WATERLOO — A Republican candidate for governor Tuesday got a close-up look at Hawkeye Community College’s industrial programs.
Ron Corbett talked manufacturing with staff and administrators as he toured Hawkeye’s CNC machining, welding and power mechanics labs. Prior to the tour, he met with President Linda Allen and a number of her cabinet members.
“I’m doing a tour to all of the community colleges as part of my outreach program,” said Corbett, emphasizing the importance of understanding what’s happening at the educational institutions as the state’s leader.
Following a walk-through of Buchanan and Butler halls, he praised the college’s ability to meet industry standards in training despite equipment expenses. “I’m impressed that the school’s been able to have modern equipment to teach students with.”
The former Cedar Rapids mayor is challenging Gov. Kim Reynolds in the June 5 primary. He was mayor for eight years and a member of the Legislature for 13 years prior to that.
“I’m impressed with how embedded Hawkeye is with the community,” said Corbett, citing the college’s success at placing students who finish its manufacturing programs. “They really do have their finger on the pulse of the communities that they serve.”
He would like to see Iowa’s community colleges take a more central role in job training and work force development efforts across the state. “So, I’m really concerned about the mid-year budget cuts last year,” he said, as well as cuts proposed for this fiscal year. Last month, the Iowa Senate proposed a cut of $5.4 million for community colleges while Reynolds proposed a $1.8 million cut due to state revenues coming in below projections.
“This is really a mismanagement issue,” said Corbett. “I think these mid-year budget cuts are ill-advised.”
He had proposed dealing with the funding problems earlier, but said officials ignored him.
“Last year, I called for a special session to take care of the budget issue at the beginning of the budget year,” said Corbett. He would like to see cuts to the bureaucracy in Des Moines rather than taking money away from community colleges and state universities.

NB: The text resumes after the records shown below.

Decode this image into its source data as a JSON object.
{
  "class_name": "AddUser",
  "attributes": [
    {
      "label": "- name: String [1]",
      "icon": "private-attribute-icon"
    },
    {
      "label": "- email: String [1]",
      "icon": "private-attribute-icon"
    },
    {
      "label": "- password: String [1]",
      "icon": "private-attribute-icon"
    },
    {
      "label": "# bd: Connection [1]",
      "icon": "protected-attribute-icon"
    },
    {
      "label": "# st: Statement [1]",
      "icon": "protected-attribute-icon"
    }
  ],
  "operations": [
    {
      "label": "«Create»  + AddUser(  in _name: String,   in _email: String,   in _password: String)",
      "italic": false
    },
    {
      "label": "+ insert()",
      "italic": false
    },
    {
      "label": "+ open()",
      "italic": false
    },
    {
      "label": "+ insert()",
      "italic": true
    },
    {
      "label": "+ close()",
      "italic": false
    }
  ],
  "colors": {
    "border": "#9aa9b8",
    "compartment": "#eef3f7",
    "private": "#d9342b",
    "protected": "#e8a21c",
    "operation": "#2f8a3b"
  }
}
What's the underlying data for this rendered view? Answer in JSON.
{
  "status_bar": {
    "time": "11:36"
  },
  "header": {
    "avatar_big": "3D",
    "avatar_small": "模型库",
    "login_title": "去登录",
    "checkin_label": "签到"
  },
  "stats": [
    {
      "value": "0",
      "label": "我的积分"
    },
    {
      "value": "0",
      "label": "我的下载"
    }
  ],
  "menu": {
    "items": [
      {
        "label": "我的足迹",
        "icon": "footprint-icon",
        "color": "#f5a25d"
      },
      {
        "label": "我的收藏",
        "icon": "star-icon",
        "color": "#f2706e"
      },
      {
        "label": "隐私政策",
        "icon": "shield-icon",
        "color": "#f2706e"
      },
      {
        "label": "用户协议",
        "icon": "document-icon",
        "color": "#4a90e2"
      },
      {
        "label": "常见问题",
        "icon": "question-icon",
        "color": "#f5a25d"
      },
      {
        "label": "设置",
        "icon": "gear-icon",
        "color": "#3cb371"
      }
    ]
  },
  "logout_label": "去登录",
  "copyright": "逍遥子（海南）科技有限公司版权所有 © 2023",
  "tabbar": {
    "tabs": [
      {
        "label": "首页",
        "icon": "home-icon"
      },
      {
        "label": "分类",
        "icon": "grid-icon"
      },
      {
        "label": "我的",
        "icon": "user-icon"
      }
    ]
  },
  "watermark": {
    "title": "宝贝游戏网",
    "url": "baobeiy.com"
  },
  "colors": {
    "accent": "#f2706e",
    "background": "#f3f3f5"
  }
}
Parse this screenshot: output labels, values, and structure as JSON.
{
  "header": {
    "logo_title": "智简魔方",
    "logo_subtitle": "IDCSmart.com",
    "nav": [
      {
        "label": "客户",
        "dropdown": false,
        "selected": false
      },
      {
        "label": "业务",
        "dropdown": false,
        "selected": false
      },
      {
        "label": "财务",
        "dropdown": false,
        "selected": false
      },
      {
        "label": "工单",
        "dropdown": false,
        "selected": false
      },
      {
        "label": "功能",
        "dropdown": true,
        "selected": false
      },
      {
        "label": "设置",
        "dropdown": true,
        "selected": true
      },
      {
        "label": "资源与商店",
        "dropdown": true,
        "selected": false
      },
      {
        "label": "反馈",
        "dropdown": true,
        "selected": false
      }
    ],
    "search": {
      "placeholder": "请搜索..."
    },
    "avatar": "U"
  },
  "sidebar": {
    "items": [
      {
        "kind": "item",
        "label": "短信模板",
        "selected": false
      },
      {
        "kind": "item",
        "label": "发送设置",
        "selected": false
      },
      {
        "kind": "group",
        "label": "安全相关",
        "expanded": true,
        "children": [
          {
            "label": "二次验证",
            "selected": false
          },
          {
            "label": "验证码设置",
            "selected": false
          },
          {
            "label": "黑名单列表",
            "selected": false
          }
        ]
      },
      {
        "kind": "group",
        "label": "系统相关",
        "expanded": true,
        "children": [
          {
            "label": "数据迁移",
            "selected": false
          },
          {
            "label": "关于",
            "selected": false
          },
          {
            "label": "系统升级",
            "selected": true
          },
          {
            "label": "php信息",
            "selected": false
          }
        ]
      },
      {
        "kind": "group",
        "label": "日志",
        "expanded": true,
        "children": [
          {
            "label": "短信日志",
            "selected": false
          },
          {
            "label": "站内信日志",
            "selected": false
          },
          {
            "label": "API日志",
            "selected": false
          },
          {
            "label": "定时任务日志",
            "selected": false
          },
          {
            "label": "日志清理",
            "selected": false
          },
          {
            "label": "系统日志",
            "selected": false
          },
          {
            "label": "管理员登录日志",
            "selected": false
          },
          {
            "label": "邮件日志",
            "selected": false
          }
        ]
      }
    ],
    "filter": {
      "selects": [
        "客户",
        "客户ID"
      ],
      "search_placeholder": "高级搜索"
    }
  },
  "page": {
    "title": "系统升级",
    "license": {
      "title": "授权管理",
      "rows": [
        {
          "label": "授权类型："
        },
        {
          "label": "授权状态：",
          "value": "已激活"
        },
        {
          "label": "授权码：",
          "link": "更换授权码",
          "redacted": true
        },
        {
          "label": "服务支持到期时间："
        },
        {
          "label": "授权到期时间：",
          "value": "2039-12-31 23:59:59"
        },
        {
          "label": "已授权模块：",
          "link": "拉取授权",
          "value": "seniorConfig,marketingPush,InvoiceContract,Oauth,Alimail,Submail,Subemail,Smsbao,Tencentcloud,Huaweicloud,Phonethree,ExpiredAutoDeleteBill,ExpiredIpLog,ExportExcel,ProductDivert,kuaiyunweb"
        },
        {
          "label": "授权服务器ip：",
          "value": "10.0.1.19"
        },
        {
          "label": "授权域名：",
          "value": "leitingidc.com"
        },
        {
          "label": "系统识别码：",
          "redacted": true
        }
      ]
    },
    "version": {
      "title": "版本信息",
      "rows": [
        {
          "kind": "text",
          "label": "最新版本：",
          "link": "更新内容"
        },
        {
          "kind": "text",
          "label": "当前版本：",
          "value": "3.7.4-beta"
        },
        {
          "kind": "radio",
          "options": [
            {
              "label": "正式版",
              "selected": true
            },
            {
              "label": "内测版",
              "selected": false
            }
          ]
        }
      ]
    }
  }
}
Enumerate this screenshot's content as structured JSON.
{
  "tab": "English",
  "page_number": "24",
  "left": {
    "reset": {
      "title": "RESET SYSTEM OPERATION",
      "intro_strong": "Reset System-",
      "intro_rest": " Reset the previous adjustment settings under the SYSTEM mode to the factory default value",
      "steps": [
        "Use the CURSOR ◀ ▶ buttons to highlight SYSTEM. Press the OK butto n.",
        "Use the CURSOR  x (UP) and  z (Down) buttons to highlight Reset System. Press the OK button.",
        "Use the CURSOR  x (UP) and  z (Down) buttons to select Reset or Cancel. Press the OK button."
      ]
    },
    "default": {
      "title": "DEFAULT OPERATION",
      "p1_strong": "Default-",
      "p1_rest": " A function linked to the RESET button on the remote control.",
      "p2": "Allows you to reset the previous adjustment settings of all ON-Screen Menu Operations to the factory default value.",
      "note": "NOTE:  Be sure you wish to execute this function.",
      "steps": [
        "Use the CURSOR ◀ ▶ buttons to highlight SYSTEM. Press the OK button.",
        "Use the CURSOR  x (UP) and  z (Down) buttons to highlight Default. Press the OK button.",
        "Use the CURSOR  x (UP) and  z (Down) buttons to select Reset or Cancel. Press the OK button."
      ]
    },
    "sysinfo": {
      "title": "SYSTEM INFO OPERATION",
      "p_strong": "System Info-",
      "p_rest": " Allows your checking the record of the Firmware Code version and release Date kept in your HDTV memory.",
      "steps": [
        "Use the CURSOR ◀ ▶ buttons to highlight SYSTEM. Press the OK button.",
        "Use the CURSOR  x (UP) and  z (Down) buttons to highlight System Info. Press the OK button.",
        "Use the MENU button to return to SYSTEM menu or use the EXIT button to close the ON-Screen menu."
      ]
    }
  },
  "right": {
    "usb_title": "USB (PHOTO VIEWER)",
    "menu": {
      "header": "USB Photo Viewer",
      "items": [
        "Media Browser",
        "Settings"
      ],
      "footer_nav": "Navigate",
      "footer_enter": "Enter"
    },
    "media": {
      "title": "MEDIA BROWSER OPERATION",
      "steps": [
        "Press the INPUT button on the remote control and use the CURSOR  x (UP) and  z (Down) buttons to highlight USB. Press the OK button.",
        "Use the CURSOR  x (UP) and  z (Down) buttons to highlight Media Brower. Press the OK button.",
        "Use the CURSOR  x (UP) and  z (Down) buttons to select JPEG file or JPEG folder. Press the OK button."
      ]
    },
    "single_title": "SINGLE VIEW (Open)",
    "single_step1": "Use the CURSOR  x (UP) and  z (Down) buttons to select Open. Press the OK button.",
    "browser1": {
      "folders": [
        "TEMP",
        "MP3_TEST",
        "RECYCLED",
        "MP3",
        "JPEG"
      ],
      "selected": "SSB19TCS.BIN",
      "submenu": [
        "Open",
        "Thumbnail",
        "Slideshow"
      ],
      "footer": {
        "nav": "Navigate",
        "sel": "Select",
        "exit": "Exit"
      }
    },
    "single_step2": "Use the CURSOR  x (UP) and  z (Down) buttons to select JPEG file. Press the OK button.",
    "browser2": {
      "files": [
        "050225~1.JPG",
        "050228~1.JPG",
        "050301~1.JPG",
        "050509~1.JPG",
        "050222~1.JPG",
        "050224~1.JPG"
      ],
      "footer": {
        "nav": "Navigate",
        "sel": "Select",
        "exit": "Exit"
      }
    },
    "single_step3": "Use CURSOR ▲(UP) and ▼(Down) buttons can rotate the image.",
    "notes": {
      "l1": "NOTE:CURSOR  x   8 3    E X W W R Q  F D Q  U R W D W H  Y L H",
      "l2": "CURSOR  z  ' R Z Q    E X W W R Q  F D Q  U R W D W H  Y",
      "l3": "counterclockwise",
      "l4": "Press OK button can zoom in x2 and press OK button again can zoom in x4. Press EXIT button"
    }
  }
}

Growing tuition will be the end result of the cuts, he suggested.
“You see in every report from Future Ready Iowa (task force) that 70 percent of jobs in the future are going to require two-year degrees or more,” said Corbett. Tuition should not be “so high that it becomes a barrier to people furthering their education.”
He is continuing on to visits at community colleges in Fort Dodge and Ottumwa this week and was in Peosta last week as part of the effort to stop at all 15 in the state.
“This is pretty much my life, traveling the state of Iowa in my vehicle,” said Corbett, noting he puts in about 1,000 miles per week.